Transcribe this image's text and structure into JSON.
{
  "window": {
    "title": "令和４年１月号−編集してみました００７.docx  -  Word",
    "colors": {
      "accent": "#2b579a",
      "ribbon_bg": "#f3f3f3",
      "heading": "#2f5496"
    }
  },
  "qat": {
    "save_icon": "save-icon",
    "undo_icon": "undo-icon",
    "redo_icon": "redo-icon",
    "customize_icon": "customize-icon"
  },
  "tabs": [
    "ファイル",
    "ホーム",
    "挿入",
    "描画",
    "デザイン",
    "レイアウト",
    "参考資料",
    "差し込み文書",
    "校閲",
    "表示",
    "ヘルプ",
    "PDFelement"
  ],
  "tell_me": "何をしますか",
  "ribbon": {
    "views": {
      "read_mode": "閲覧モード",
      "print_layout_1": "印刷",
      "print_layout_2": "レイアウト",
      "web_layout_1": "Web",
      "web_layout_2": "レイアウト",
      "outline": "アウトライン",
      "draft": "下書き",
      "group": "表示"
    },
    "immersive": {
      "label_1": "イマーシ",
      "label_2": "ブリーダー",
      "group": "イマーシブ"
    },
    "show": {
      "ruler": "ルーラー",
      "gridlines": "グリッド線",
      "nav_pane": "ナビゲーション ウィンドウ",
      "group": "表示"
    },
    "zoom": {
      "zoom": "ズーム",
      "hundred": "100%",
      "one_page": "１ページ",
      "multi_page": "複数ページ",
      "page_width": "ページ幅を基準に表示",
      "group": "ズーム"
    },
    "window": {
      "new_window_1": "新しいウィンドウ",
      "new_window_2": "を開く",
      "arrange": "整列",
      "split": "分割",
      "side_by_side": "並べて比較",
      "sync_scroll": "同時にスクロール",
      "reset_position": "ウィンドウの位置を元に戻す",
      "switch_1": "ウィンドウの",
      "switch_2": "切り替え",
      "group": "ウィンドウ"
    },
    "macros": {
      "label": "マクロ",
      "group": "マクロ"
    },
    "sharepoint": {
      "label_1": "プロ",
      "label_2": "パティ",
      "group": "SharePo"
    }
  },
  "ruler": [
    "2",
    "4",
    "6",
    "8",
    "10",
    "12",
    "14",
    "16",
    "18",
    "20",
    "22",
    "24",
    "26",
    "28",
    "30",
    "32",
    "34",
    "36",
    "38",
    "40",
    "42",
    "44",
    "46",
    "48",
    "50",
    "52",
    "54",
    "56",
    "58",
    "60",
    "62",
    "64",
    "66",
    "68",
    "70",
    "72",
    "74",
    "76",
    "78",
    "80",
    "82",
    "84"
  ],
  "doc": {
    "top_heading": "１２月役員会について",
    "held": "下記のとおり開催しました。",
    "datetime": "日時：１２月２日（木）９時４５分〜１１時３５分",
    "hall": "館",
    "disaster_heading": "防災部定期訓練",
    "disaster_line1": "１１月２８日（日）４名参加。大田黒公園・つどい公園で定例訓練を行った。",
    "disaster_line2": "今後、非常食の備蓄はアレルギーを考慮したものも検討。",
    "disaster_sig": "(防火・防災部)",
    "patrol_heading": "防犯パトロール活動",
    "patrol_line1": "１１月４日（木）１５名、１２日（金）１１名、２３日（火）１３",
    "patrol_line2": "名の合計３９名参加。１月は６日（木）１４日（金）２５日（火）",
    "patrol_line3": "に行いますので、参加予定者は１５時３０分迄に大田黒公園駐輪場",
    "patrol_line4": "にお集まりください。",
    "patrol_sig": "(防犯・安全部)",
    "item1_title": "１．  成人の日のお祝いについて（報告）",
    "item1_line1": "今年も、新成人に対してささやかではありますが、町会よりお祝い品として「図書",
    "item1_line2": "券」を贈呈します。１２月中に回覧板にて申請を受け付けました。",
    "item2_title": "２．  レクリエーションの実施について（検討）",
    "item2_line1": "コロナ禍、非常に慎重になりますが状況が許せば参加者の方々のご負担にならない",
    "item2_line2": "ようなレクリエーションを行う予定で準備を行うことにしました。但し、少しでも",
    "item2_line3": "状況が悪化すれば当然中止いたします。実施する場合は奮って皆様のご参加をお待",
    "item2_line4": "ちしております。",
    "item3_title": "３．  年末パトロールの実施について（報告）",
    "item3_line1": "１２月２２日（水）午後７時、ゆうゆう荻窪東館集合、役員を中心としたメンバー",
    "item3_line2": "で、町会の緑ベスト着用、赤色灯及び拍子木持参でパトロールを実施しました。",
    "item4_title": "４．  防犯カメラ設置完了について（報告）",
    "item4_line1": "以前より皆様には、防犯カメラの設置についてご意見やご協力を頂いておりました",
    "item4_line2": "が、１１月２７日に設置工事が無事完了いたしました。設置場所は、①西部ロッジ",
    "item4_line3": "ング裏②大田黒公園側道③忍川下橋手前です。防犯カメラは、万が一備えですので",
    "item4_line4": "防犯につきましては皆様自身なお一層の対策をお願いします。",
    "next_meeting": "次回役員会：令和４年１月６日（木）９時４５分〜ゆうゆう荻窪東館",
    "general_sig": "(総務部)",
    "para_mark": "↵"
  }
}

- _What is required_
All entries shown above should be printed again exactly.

- _Solved exercise_
Transcribe this image's text and structure into JSON.
{
  "window": {
    "title": "令和４年１月号−編集してみました００７.docx  -  Word",
    "colors": {
      "accent": "#2b579a",
      "ribbon_bg": "#f3f3f3",
      "heading": "#2f5496"
    }
  },
  "qat": {
    "save_icon": "save-icon",
    "undo_icon": "undo-icon",
    "redo_icon": "redo-icon",
    "customize_icon": "customize-icon"
  },
  "tabs": [
    "ファイル",
    "ホーム",
    "挿入",
    "描画",
    "デザイン",
    "レイアウト",
    "参考資料",
    "差し込み文書",
    "校閲",
    "表示",
    "ヘルプ",
    "PDFelement"
  ],
  "tell_me": "何をしますか",
  "ribbon": {
    "views": {
      "read_mode": "閲覧モード",
      "print_layout_1": "印刷",
      "print_layout_2": "レイアウト",
      "web_layout_1": "Web",
      "web_layout_2": "レイアウト",
      "outline": "アウトライン",
      "draft": "下書き",
      "group": "表示"
    },
    "immersive": {
      "label_1": "イマーシ",
      "label_2": "ブリーダー",
      "group": "イマーシブ"
    },
    "show": {
      "ruler": "ルーラー",
      "gridlines": "グリッド線",
      "nav_pane": "ナビゲーション ウィンドウ",
      "group": "表示"
    },
    "zoom": {
      "zoom": "ズーム",
      "hundred": "100%",
      "one_page": "１ページ",
      "multi_page": "複数ページ",
      "page_width": "ページ幅を基準に表示",
      "group": "ズーム"
    },
    "window": {
      "new_window_1": "新しいウィンドウ",
      "new_window_2": "を開く",
      "arrange": "整列",
      "split": "分割",
      "side_by_side": "並べて比較",
      "sync_scroll": "同時にスクロール",
      "reset_position": "ウィンドウの位置を元に戻す",
      "switch_1": "ウィンドウの",
      "switch_2": "切り替え",
      "group": "ウィンドウ"
    },
    "macros": {
      "label": "マクロ",
      "group": "マクロ"
    },
    "sharepoint": {
      "label_1": "プロ",
      "label_2": "パティ",
      "group": "SharePo"
    }
  },
  "ruler": [
    "2",
    "4",
    "6",
    "8",
    "10",
    "12",
    "14",
    "16",
    "18",
    "20",
    "22",
    "24",
    "26",
    "28",
    "30",
    "32",
    "34",
    "36",
    "38",
    "40",
    "42",
    "44",
    "46",
    "48",
    "50",
    "52",
    "54",
    "56",
    "58",
    "60",
    "62",
    "64",
    "66",
    "68",
    "70",
    "72",
    "74",
    "76",
    "78",
    "80",
    "82",
    "84"
  ],
  "doc": {
    "top_heading": "１２月役員会について",
    "held": "下記のとおり開催しました。",
    "datetime": "日時：１２月２日（木）９時４５分〜１１時３５分",
    "hall": "館",
    "disaster_heading": "防災部定期訓練",
    "disaster_line1": "１１月２８日（日）４名参加。大田黒公園・つどい公園で定例訓練を行った。",
    "disaster_line2": "今後、非常食の備蓄はアレルギーを考慮したものも検討。",
    "disaster_sig": "(防火・防災部)",
    "patrol_heading": "防犯パトロール活動",
    "patrol_line1": "１１月４日（木）１５名、１２日（金）１１名、２３日（火）１３",
    "patrol_line2": "名の合計３９名参加。１月は６日（木）１４日（金）２５日（火）",
    "patrol_line3": "に行いますので、参加予定者は１５時３０分迄に大田黒公園駐輪場",
    "patrol_line4": "にお集まりください。",
    "patrol_sig": "(防犯・安全部)",
    "item1_title": "１．  成人の日のお祝いについて（報告）",
    "item1_line1": "今年も、新成人に対してささやかではありますが、町会よりお祝い品として「図書",
    "item1_line2": "券」を贈呈します。１２月中に回覧板にて申請を受け付けました。",
    "item2_title": "２．  レクリエーションの実施について（検討）",
    "item2_line1": "コロナ禍、非常に慎重になりますが状況が許せば参加者の方々のご負担にならない",
    "item2_line2": "ようなレクリエーションを行う予定で準備を行うことにしました。但し、少しでも",
    "item2_line3": "状況が悪化すれば当然中止いたします。実施する場合は奮って皆様のご参加をお待",
    "item2_line4": "ちしております。",
    "item3_title": "３．  年末パトロールの実施について（報告）",
    "item3_line1": "１２月２２日（水）午後７時、ゆうゆう荻窪東館集合、役員を中心としたメンバー",
    "item3_line2": "で、町会の緑ベスト着用、赤色灯及び拍子木持参でパトロールを実施しました。",
    "item4_title": "４．  防犯カメラ設置完了について（報告）",
    "item4_line1": "以前より皆様には、防犯カメラの設置についてご意見やご協力を頂いておりました",
    "item4_line2": "が、１１月２７日に設置工事が無事完了いたしました。設置場所は、①西部ロッジ",
    "item4_line3": "ング裏②大田黒公園側道③忍川下橋手前です。防犯カメラは、万が一備えですので",
    "item4_line4": "防犯につきましては皆様自身なお一層の対策をお願いします。",
    "next_meeting": "次回役員会：令和４年１月６日（木）９時４５分〜ゆうゆう荻窪東館",
    "general_sig": "(総務部)",
    "para_mark": "↵"
  }
}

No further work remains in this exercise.